Transgender Awareness Means Fighting Everyday Discrimination, Violence

This Transgender Awareness Month, we must confront the daily discrimination and violence lived by transgender people.

We’re living in an exciting time for transgender rights. The transgender and gender non-conforming community has made incredible strides towards visibility and equality. TV stars like Caitlyn Jenner and Laverne Cox have introduced conversations about transgender issues to thousands of living rooms. The media has told the stories of brave transgender youth who are fighting for their right to use the restrooms and locker rooms that match their gender identity. And on the political stage, public accommodations for transgender people have been the subject of much debate and legislation.

It might be tempting to proclaim victory for the transgender rights movement, but unfortunately, that would be inaccurate. While there is no question that significant progress has been made, the reality is that so much more work needs to be done. Transgender and gender non-conforming people face astronomical rates of violence and homicide, particularly transgender women of color. The transgender community is still routinely denied access to the most basic of human rights, from healthcare to housing to employment. Transgender youth experience disproportionate rates of homelessness, due to family rejection of their identities. And systematic discrimination has led to incredibly high rates of incarceration, placing already disenfranchised people in even greater danger of abuse and violence.

To highlight the healthcare disparities, widespread discrimination, and hate violence still experienced by transgender people on a daily basis, Fenway Health has created the following infographic.

Screen Shot 2015-10-30 at 4.35.38 PM

As you can see, the numbers are truly disturbing. So what can be done to combat this discrimination and violence?
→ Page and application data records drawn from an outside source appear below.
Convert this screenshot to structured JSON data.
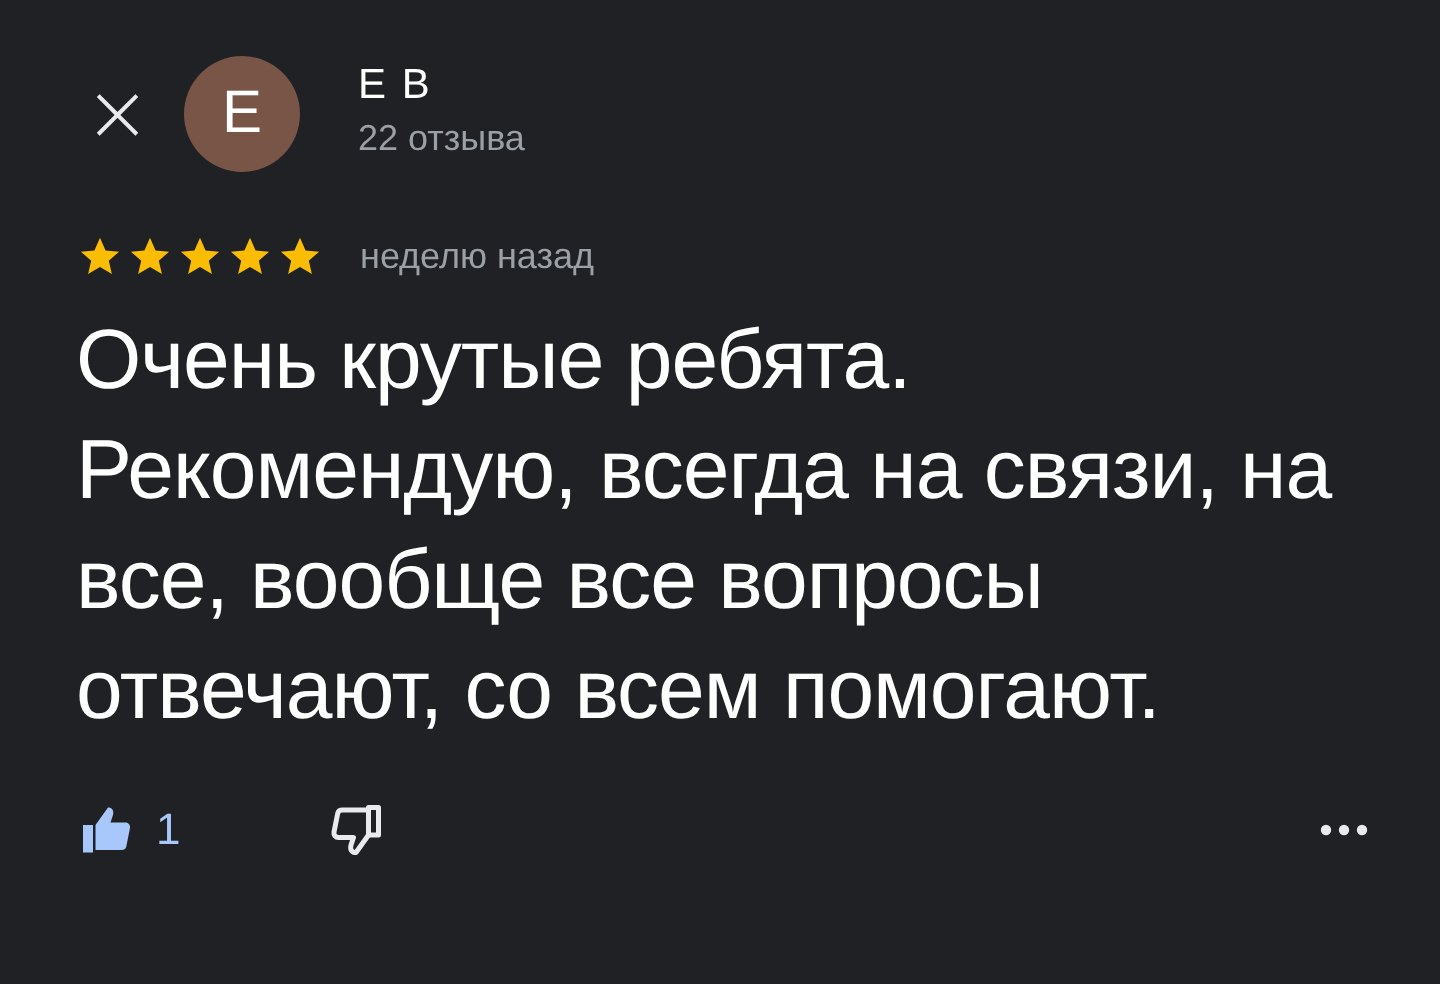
{
  "header": {
    "close": "×",
    "avatar_letter": "E",
    "name": "E B",
    "review_count": "22 отзыва"
  },
  "review": {
    "stars": 5,
    "time": "неделю назад",
    "text": "Очень крутые ребята. Рекомендую, всегда на связи, на все, вообще все вопросы отвечают, со всем помогают."
  },
  "actions": {
    "like": {
      "selected": true,
      "count": "1"
    },
    "dislike": {
      "selected": false
    }
  }
}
On an individual level, we can all be better allies to transgender and gender non-conforming people. Call out transphobic language and behavior where you see it, and explain how transphobia leads to violence. Petition your elected officials to support transgender inclusive public accommodation bills and prison reform. Listen to the transgender people in your life to better understand their challenges and needs. Educate those around you on transgender issues and raise awareness of the community in a positive and affirming way.
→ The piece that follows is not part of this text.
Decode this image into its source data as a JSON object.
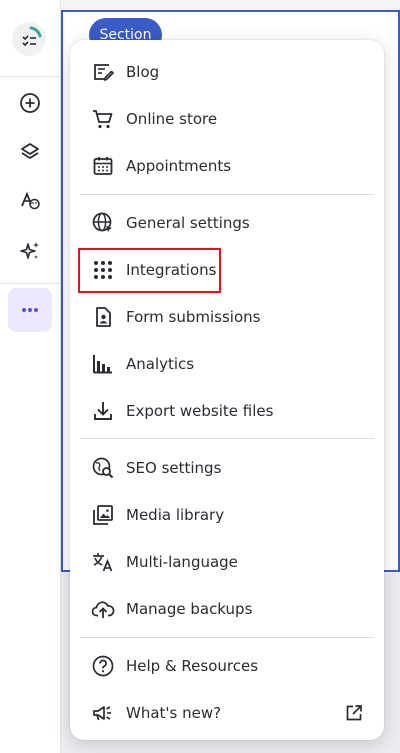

Here’s a simple way to start: To show your support this Transgender Awareness Month, consider changing your Facebook profile picture to the following image for the month of November. It may seem like a small gesture, but publicly proclaiming yourself as an ally creates another safe space for transgender people in a world without many.

COM-2316 - TAM Profile Pic

As an organization, Fenway Health is committed to continuously improving our transgender services and resources. We offer affirming and comprehensive medical and behavioral healthcare and support services through our Transgender Health Program. Our Violence Recovery Program is available to those who have experienced transphobic hate violence, police misconduct, sexual assault, or other violent crimes. The Sidney Borum, Jr. Health Center is a safe, nonjudgmental space for transgender teens and young adults and their families to find care and understanding. The AIDS Action Committee’s TransCEND program provides peer-run support and risk reduction services to transgender women. And our research center The Fenway Institute is leading the way in educating providers on how to better serve the transgender community and end healthcare disparities.

This Transgender Awareness Month and every day, let’s pledge to make the world a safe and supportive place for transgender and gender non-conforming people.

Want to receive email updates about what’s happening at Fenway Health? Sign up here.

Comments

comments

Leave a Reply